And that each needs a different medium or format to be effective. For instance, system diagrams and data models should be captured in a visual format - i.e., boxes and arrows to show relationships and data flow rather than text descriptions. On the other hand, describing expectations for how a team operates and the responsibilities of individual engineers is best done with articulate prose.
One of the best things I’ve seen to help with this is a flowchart to help the whole organization agree on what kinds of documentation should live in what kinds of formats. While these decisions are pretty intuitive, they can help remove as many deviations as possible. Better yet, add where documents should be and what tools to use for each type. Should text-based documents be stored in a Google Doc or a Wiki? Should project folders be under team-specific directories or the root directory? Should we be using diagram tool A or B? In the world of documentation, the more consistent you can be with these sorts of decisions, the easier it will be to discover and subsequently add to your docs.
When describing software systems, we must trust the code over the docs. Why? Because the code is what your software is doing. There is no way to avoid that.
This is why engineers can be pedantic about comments. Comments explaining what code is doing can easily get out of date and confuse the next engineer trying to change it (or even understand it). I won’t open up the comment wars here, but it is good to be aware that your code serves as a form of documentation for your software - because it is your software.
Therefore, part of maintainers’ responsibilities is to look at the code when a question is raised about system behavior. When a difference arises between what the documentation says vs. what the code is doing, the team must decide which is incorrect and correct it. Keeping a tight loop here is especially important for public APIs and API specifications (which we will discuss further in a moment). In either case, when a gap is identified, don’t be silent. Raise the issue and work to understand what the code is doing and decide which thing - the code or docs - needs to change.

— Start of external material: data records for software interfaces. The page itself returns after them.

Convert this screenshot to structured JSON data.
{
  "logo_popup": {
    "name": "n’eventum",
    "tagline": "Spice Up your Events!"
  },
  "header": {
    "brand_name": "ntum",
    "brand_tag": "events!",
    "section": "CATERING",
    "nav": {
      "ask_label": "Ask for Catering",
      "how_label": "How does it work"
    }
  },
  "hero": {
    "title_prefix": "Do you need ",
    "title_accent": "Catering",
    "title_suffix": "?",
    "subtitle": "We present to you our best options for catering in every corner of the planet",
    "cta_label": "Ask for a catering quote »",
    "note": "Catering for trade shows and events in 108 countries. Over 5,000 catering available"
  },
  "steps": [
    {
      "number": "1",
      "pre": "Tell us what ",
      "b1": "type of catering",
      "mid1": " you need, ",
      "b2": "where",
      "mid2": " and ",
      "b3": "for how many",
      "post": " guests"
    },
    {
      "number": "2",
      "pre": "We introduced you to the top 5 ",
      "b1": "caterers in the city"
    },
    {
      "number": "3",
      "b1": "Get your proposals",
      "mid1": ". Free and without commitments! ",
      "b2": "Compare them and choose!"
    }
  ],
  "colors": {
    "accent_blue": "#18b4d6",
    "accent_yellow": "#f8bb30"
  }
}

Given that code is truth, anything we can do to keep our documentation in line with our code is usually a good idea. If you can generate docs from your code, you minimize documentation drift as much as possible. Tools like JavaDoc or godoc make it easy to turn comments in code to HTML, text, or even man pages for the software. Standards like yuml allow teams to store easy-to-change and understand text documents into UML diagrams.

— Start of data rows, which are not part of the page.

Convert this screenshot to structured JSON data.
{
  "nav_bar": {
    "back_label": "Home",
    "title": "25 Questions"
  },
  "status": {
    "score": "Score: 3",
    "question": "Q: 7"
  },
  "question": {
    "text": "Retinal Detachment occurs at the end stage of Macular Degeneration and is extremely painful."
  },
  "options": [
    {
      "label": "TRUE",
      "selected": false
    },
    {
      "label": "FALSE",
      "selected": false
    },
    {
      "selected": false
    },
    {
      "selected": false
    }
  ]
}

These tools, coupled with continuous integration and the API-driven web, can allow you to generate documentation from your source with every commit to your code mainline. Just think how great that is! Every time you change a data model, a new ER diagram is generated and stored in your team’s Wiki! Such low-friction tools can be a game-changer to how your team operates.
One caveat here is that you also need to consider the difference between a contract/specification and other documentation. You want to drive requirements for your software from specifications and contract definitions, but you also want to have documentation about your software.

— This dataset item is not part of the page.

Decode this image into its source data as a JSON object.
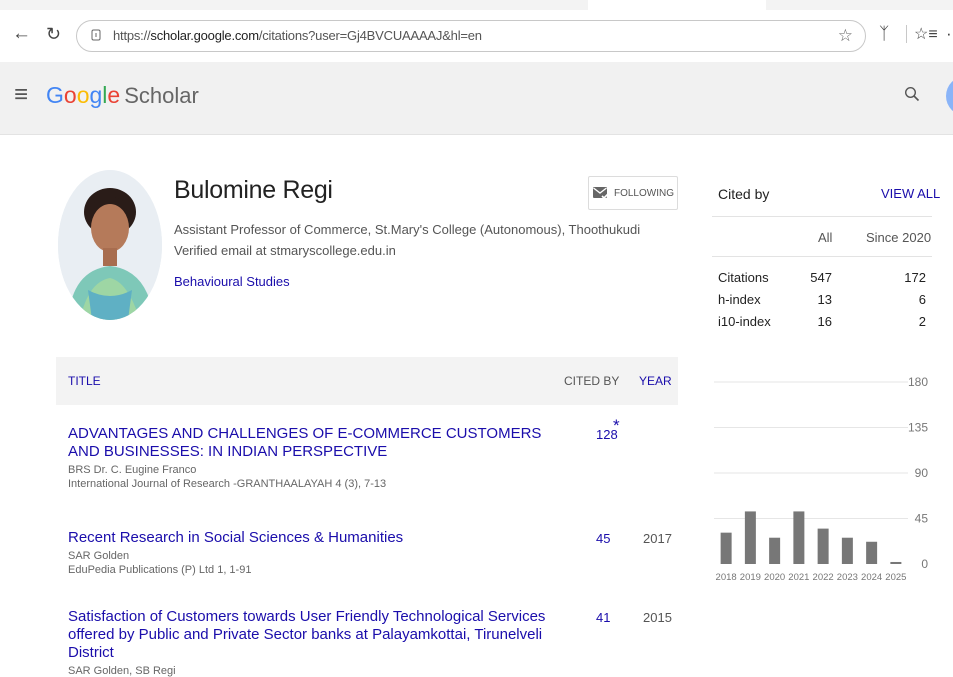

This topic is especially pertinent to the API lifecycle - do you build your documentation from source code since that is what your API is doing? Or do you drive documentation from your specification because that is what your API should be doing? Opinions vary on this topic, but the one thing to take away here is that specification documents for your software need to be treated differently than documentation about your software.
The sad truth is that even if we create great processes and automation to keep our documentation up-to-date, the reality is that at some point, something will need to be updated. Some links will be broken. A section will be old and incorrect. Out-of-date documentation might not be true for more static systems, but for the ever-changing world of modern web applications, it will be.
Instead of avoiding this, opt to minimize it and be quick to make changes when you notice something is wrong. Everyone in your organization should have some ability to suggest changes quickly and effectively or have the ability to make changes themselves. Treat your documentation like an Agile product: make it easy to get feedback and make adjustments so that you can respond quickly to changing needs of your growing team.
After all of this, remember:
- Documentation is a tool for helping your team succeed.
- Effective documentation will tell your team members what you do, how you do it, and - most importantly - why.
- Go to the code when you can - generating anything possible to minimize drift.
- Make the docs easy to change - just like code.
Originally posted on dangoslen.me